Services and benefits are financed from social security contributions and taxes. Furthermore, users' private funds and those of their family members and local communities are used to pay in full or in part for social assistance services.
In the past, emphasis was placed on institutional forms of care and much less on developing community-based services or home care.
Systemic regulation of long-term care
Slovenia is becoming an ageing society. People older than 65 years of age account for 19.7% of Slovenia's population and, according to projections, this will increase to 30% by 2050. The percentage of those over 80 years of age will increase from 5% in 2016 to 11.4% in 2050. The ageing of the population will result in a growing need for long-term care.
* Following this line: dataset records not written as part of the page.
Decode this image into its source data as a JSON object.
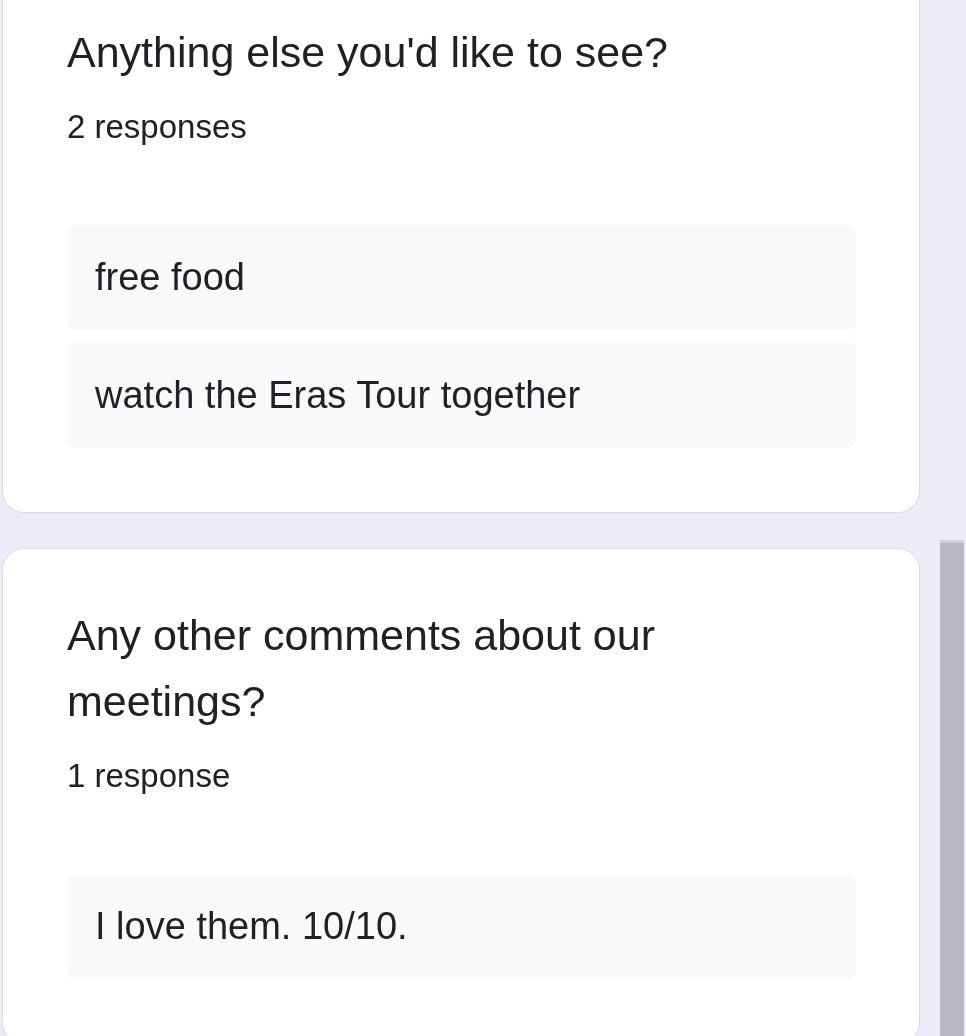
{
  "questions": [
    {
      "title": "Anything else you'd like to see?",
      "response_count": "2 responses",
      "responses": [
        "free food",
        "watch the Eras Tour together"
      ]
    },
    {
      "title": "Any other comments about our meetings?",
      "response_count": "1 response",
      "responses": [
        "I love them. 10/10."
      ]
    }
  ]
}
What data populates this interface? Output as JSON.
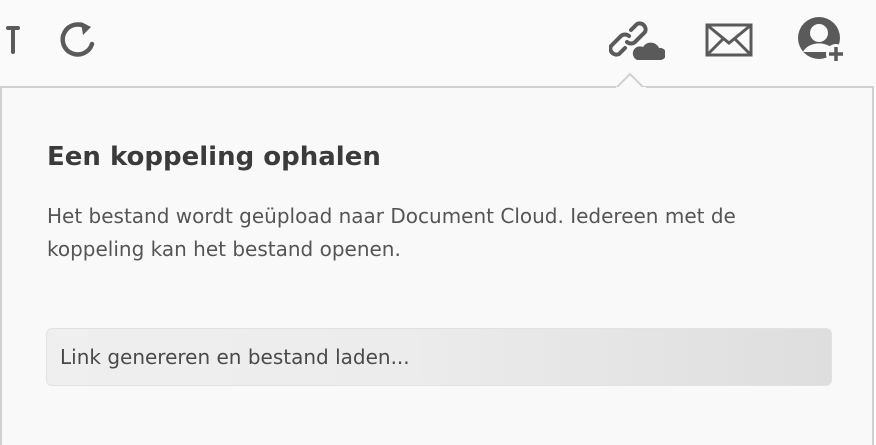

This will be matched by parallel trends of higher public and private costs of long-term care.
New, systemic regulation of long-term care is needed to guarantee the system’s sustainability, so that it will be able to fulfil beneficiaries’ needs in the long run.
The proposed measures are moving in the direction of:
- the setting up of a one-stop shop for information on health, social protection and long-term care and for beneficiary-friendly procedures;
- the introduction of uniform assessment of eligibility, leading to a system in which beneficiaries with comparable needs have access to comparable rights;
- the introduction of new services so that the beneficiaries in all environments – be it at home or in an institution – have access to comparable services and are provided with the services for strengthening and maintaining their independence and e-services;
- the establishment of efficient quality and safety controls;
- a higher percentage of public funds for co-financing long-term care, which will in turn reduce the amounts paid by beneficiaries for services and reduce financial burden on local communities.
In 2017, the Ministry of Health took on the task of drafting the umbrella law, which will in a uniform manner regulate long-term care. In accordance with the government's legislative work programme for 2019, the draft law on long-term care will be submitted to the government in November 2019.
Long-term care pilot projects
The "Implementation of Pilot Projects That Will Support the Transition of the Implementation of a Systemic Law on Long-term Care" is a test project for new solutions for long-term care, targeting persons who are older than 18 years of age and are permanently dependent on care by others. The project will introduce a one-stop shop, a new long-term care eligibility scale and new services. New services will combine healthcare and social services – including the services maintaining and strengthening independent living and the e-care services.
The project, which is co-financed by the cohesion funds, is being implemented in three pilot environments: Celje, Krško and Dravograd.